[ It could be that more academics are liberal because that’s what (generally) happens to people who devote their lives to the expansion of the mind. Thanks to Michael Roselius for passing this article along. –BL ] November 18, 2004 | New York Times by JOHN TIERNEY BERKELEY, Calif. – At the birthplace of the free speech movement, campus radicals have a new target: the faculty that came of age in the 60’s. They say their professors have been preaching multiculturalism and diversity while creating a political monoculture on campus. Conservatism is becoming more visible at the University of California here, […]

New Tack Wins Prisoner’s Dilemma

[ For more on the Prisoner’s Dilemma, visit Serge Helfrich’s page. Thanks to Jared Childers for forwarding the article. –BL ] Oct. 13, 2004 | Wired by Wendy M. Grossman Proving that a new approach can secure victory in a classic strategy game, a team from England’s Southampton University has won the 20th-anniversary Iterated Prisoner’s Dilemma competition, toppling the long-term winner from its throne. The Southampton group, whose primary research area is software agents, said its strategy involved a series of moves allowing players to recognize each other and act cooperatively.

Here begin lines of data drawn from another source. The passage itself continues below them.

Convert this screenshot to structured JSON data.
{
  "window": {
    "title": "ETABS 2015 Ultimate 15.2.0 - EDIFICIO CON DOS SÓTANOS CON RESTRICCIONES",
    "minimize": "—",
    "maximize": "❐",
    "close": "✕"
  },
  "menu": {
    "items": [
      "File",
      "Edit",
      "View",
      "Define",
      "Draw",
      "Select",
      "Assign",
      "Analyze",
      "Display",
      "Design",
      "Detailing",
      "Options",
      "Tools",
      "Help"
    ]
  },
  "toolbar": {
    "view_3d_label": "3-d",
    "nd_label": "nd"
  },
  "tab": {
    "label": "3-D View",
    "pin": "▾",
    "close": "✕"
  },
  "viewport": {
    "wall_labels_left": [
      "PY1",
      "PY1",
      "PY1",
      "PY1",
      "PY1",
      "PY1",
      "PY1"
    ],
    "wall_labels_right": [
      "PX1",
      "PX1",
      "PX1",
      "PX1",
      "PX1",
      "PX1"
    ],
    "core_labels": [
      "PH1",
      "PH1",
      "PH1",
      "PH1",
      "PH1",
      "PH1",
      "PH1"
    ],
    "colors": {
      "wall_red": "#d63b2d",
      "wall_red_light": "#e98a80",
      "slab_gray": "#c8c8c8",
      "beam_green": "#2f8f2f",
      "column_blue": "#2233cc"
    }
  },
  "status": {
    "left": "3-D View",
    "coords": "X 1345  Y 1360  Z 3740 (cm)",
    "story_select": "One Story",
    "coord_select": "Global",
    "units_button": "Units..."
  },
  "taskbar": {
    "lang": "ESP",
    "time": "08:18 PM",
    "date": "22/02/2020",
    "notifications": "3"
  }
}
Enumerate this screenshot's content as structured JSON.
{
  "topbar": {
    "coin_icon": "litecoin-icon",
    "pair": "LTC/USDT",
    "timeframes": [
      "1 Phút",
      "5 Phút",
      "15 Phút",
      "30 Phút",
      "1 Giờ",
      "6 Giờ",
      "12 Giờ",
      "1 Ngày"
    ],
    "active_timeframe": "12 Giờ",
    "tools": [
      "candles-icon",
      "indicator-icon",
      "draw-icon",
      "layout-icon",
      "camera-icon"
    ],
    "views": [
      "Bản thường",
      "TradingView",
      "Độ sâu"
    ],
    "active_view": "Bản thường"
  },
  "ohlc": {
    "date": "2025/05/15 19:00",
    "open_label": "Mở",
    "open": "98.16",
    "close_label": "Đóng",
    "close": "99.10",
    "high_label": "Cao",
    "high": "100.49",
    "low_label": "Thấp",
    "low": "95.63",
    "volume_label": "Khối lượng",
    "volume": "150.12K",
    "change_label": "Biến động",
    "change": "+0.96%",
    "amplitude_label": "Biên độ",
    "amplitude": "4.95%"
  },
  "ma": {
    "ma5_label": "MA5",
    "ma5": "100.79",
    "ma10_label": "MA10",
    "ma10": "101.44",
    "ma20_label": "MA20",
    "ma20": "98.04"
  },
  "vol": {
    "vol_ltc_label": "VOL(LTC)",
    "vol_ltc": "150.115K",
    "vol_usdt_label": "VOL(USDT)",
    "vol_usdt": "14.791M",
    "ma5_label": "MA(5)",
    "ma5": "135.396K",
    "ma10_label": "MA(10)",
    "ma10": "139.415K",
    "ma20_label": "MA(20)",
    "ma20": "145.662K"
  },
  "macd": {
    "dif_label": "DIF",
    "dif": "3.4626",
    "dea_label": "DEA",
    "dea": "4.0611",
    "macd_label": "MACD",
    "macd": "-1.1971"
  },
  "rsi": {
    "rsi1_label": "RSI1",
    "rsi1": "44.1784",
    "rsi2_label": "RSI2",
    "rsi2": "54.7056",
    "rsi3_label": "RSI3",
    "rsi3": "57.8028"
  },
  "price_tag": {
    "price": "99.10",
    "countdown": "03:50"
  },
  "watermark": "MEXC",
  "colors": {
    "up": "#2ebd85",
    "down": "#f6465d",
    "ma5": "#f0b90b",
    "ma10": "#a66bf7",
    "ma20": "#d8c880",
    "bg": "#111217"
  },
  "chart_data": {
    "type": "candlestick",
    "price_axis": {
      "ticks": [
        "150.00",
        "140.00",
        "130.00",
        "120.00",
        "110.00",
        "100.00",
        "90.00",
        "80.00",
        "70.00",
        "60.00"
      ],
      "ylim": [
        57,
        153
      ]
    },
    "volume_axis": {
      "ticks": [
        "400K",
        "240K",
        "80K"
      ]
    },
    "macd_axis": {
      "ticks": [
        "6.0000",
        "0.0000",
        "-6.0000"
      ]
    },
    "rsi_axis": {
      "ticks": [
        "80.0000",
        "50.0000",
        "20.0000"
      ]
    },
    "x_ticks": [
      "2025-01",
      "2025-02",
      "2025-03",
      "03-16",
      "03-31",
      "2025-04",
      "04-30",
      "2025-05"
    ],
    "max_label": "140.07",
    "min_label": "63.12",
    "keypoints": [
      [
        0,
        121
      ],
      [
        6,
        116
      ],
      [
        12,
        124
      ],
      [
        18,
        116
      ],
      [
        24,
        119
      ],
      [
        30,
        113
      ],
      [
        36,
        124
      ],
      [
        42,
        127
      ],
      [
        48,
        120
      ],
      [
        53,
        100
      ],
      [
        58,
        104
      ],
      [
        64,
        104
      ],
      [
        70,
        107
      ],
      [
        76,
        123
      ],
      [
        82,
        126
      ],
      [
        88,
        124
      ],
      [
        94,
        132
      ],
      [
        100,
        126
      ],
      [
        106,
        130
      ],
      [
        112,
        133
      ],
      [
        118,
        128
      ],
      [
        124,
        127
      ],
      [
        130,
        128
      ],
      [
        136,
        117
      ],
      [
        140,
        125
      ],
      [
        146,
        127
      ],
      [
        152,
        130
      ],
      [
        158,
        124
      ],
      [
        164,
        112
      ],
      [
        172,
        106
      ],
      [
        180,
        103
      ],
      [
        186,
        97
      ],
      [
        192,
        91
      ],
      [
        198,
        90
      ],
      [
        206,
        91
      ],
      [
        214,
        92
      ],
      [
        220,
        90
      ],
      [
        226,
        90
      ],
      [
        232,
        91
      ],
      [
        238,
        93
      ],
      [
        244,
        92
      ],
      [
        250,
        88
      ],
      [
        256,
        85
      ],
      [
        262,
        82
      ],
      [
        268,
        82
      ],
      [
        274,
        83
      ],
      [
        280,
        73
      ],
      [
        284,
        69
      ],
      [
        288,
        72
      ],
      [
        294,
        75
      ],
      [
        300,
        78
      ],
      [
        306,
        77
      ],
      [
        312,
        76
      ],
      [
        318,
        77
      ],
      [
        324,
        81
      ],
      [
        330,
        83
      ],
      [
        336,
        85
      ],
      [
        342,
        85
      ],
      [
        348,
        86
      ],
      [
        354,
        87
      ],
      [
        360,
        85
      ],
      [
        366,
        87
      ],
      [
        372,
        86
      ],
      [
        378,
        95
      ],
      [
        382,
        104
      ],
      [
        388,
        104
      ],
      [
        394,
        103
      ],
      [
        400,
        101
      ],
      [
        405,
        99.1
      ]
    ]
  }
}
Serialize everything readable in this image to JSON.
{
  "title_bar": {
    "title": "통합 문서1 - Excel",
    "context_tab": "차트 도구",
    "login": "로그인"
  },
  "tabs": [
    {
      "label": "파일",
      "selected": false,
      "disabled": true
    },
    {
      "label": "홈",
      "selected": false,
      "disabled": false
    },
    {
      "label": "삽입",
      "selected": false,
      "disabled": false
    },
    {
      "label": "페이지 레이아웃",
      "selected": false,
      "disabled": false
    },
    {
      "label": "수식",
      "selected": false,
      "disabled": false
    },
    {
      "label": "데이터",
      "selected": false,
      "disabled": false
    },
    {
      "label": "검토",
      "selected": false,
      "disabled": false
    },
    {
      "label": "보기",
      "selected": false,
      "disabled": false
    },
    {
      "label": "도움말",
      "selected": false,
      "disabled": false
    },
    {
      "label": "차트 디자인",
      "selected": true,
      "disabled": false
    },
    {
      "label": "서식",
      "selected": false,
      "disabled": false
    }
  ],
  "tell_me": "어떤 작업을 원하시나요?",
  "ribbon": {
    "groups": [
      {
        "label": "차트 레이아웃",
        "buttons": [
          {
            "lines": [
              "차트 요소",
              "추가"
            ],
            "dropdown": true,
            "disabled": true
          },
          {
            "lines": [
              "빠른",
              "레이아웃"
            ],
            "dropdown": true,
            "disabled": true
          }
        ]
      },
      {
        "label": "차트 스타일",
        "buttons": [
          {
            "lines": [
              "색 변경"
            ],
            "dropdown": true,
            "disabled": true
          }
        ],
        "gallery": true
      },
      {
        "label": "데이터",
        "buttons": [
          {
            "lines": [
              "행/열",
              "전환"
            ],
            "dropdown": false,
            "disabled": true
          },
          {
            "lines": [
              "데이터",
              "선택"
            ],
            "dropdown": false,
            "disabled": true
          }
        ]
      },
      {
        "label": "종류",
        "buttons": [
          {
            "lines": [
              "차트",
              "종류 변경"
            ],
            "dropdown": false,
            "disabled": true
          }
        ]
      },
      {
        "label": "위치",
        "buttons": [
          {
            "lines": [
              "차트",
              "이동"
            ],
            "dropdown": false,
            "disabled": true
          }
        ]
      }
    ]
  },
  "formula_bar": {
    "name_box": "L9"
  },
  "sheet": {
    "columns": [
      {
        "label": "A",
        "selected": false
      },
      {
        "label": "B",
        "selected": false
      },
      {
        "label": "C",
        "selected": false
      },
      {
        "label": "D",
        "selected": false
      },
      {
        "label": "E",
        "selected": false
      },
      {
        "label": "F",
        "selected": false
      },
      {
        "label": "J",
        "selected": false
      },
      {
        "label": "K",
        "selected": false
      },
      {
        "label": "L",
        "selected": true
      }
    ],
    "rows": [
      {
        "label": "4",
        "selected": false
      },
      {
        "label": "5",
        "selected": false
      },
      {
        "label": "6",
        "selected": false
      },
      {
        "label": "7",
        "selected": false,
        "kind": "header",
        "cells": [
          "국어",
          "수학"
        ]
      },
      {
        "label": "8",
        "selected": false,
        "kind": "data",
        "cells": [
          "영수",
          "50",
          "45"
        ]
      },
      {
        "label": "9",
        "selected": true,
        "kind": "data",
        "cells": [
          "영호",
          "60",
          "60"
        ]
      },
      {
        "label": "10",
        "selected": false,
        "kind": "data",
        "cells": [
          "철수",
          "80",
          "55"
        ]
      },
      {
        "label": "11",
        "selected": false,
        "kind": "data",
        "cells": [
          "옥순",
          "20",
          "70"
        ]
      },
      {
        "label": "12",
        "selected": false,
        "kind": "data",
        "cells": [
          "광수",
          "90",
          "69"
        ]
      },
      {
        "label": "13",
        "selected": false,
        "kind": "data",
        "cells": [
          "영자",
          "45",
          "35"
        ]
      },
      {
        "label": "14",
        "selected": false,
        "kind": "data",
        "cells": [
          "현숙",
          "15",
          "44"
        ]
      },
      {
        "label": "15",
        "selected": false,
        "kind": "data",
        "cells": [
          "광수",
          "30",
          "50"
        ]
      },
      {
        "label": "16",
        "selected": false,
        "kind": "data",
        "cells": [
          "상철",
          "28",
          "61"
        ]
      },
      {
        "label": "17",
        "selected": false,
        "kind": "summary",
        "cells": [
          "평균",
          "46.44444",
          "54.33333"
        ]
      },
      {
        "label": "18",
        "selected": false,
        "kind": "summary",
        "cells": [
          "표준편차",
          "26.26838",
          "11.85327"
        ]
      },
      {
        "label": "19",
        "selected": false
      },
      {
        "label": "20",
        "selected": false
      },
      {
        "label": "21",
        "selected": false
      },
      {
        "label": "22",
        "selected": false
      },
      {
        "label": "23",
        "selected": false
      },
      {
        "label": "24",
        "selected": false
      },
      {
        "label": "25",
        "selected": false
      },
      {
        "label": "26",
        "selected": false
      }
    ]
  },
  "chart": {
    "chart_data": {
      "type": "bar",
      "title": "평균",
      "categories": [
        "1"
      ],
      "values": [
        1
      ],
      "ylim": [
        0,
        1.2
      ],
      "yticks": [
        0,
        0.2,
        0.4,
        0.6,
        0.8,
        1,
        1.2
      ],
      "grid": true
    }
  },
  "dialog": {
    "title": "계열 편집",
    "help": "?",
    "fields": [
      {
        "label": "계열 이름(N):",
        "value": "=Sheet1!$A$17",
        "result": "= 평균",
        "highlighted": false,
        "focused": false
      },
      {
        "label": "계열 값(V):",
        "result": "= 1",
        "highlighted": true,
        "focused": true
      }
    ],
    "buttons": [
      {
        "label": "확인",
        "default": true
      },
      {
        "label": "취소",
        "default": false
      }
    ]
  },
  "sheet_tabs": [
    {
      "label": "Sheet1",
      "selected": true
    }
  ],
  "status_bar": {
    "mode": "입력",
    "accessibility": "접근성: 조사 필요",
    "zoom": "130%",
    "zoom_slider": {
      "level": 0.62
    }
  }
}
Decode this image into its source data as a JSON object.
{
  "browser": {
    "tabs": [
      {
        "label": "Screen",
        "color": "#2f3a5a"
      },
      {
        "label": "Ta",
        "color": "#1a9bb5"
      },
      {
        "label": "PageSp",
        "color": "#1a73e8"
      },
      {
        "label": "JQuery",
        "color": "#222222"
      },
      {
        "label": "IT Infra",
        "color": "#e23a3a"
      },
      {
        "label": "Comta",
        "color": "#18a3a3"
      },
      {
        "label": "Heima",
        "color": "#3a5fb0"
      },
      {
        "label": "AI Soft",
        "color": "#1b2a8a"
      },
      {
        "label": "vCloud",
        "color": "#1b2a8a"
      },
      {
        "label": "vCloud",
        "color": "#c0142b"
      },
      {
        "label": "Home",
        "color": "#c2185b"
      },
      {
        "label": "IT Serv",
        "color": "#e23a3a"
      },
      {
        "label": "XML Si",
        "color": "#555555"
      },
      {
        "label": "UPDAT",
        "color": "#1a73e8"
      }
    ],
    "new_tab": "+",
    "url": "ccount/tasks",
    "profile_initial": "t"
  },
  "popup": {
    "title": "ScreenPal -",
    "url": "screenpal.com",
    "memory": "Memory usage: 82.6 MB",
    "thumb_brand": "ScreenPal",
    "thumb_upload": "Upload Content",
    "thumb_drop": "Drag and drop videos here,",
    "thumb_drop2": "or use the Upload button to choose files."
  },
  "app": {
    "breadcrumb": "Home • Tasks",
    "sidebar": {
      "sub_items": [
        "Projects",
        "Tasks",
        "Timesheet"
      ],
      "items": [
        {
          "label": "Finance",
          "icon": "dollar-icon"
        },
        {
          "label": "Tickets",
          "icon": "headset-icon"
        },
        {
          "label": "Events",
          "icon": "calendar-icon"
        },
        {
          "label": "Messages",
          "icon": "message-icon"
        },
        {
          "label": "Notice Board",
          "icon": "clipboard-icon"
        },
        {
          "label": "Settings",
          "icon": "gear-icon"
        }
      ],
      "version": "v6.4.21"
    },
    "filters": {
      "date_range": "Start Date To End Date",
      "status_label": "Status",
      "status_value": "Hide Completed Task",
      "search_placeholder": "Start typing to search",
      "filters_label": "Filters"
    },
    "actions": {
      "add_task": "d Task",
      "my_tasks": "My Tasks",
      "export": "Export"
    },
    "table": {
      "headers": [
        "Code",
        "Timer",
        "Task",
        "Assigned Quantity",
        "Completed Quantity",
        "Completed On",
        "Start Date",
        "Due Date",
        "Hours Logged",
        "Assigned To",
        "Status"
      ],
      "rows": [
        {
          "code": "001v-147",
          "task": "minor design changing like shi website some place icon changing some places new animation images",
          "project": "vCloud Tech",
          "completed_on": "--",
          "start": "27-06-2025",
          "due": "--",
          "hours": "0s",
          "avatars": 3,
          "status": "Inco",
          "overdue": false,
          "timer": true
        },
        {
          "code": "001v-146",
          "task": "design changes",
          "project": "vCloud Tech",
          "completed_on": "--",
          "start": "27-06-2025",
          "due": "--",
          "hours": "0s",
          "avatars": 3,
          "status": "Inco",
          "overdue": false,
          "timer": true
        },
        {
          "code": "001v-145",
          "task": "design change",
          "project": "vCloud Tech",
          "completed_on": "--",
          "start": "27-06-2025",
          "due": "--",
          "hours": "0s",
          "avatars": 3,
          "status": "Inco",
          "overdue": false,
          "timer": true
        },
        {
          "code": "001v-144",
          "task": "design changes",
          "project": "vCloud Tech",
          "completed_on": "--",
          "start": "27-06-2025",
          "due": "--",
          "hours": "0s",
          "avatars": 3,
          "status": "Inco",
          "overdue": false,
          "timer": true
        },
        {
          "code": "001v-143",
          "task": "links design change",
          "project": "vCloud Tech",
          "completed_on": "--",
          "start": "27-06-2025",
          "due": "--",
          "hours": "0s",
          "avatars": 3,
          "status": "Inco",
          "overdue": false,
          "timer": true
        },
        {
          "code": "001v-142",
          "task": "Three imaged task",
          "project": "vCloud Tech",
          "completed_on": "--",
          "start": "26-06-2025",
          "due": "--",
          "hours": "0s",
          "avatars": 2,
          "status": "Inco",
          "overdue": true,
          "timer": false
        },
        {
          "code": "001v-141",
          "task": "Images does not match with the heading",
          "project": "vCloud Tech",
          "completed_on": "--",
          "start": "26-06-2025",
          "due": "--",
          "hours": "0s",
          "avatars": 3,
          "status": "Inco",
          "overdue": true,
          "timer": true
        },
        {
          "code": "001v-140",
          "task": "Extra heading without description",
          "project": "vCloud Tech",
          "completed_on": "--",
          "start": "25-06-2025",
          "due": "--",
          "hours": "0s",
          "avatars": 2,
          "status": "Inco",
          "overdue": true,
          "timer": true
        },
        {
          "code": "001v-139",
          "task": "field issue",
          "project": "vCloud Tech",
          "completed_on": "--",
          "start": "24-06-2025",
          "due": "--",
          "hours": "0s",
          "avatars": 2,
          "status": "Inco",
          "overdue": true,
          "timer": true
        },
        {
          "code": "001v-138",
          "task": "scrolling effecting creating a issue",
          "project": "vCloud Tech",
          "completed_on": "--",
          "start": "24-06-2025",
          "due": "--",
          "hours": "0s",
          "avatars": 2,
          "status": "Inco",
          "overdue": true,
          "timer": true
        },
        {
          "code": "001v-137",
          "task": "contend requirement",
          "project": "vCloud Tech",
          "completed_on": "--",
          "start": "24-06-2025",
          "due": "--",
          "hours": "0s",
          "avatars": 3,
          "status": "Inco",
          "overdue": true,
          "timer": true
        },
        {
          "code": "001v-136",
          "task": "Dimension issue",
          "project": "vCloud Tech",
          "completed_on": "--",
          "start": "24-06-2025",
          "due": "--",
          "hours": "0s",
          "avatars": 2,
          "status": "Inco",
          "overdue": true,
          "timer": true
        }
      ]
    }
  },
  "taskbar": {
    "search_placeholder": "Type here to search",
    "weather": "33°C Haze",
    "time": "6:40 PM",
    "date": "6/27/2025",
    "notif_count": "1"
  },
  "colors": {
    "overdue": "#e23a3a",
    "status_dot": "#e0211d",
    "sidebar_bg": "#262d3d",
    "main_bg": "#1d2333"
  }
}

THE USES OF PHILOSOPHY

excerpted from the American Philosophical Association’s Philosophy: A Brief Guide for Undergraduates General Uses of Philosophy Much of what is learned in philosophy can be applied in virtually any endeavor. This is both because philosophy touches on so many subjects and, especially, because many of its methods are usable in any field. General Problem Solving. The study of philosophy enhances, in a way no other activity does, one’s problem-solving capacities. It helps one to analyze concepts, definitions, arguments and problems. It contributes to one’s capacity to organize ideas and issues, to deal with questions of value, and to extract what […]

How to Get to the Top — Study Philosophy

Questions of Principle 2 January 1990 | Globe and Mail [Toronto] by Thomas Hurka CALGARY – How should Canada educate students to compete successfully in the business world? Some provincial governments think it is by teaching them business. The Alberta government has announced plans for an “unprecedented” expansion of business education at its three universities. Already, 120 extra students are studying management at the University of Calgary. Recent evidence suggests this approach is mistaken. We will produce better managers if we educate them first in traditional subjects in the arts and sciences. We may do best of all of we […]

Philosophers Find the Degree Pays Off in Life And in Work

26 December 1997 | New York Times by CAROL MARIE CROPPER CHARLOTTESVILLE, Va. – What can you do with a philosophy degree? In an age of M.B.A.’s and computer scientists, more than 4,000 American college students graduate each year with a bachelor’s degree in the ancient discipline. Sometimes their parents and friends wonder what will happen to them. One thing is certain: Not many of them will go on to make a living as philosophers. Even those who persevere through a doctorate may wind up doing something else. More than 1,000 people with Ph.D’s in philosophy applied for the 448 […]

Role of Letter Order in Parsing Language

by Brendan Lalor This is posted various places around the net. I cdnuolt blveiee taht I cluod aulaclty esdnatnrd waht I was rdgnieg. The phaonmneal pweor of the hmuan mnid Aoccdrnig to a rscheearch at Cmabrigde Uinervtisy, it deosn’t mttaer inwaht oredr the ltteers in a wrod are, the olny iprmoatnt tihng is taht the frist and lsat ltteer be in the rghit pclae. The rset can be a taotl mses and you can sitll raed it wouthit a porbelm. Tihs is bcuseae the huamn mnid deos not raed ervey lteter by istlef, but the wrod as a wlohe. Amzanig […]

To Beat the Market: Hire a Philosopher

10 January 1999 | The New York Times by EDWARD WYATT BALTIMORE, Md. — Perhaps it is the references to the fiction of Jorge Luis Borges, the late Argentine author whose metaphysical imagery he uses to illustrate a point about price-to-earnings ratios. Or maybe it is the nods to the philosophy of William James, whose theories are called upon to justify why America Online is a value stock. Certainly some hint is in the “thought experiments” that he calls upon his staff to perform. Spend even a few minutes talking with William H. Miller III and it becomes clear that […]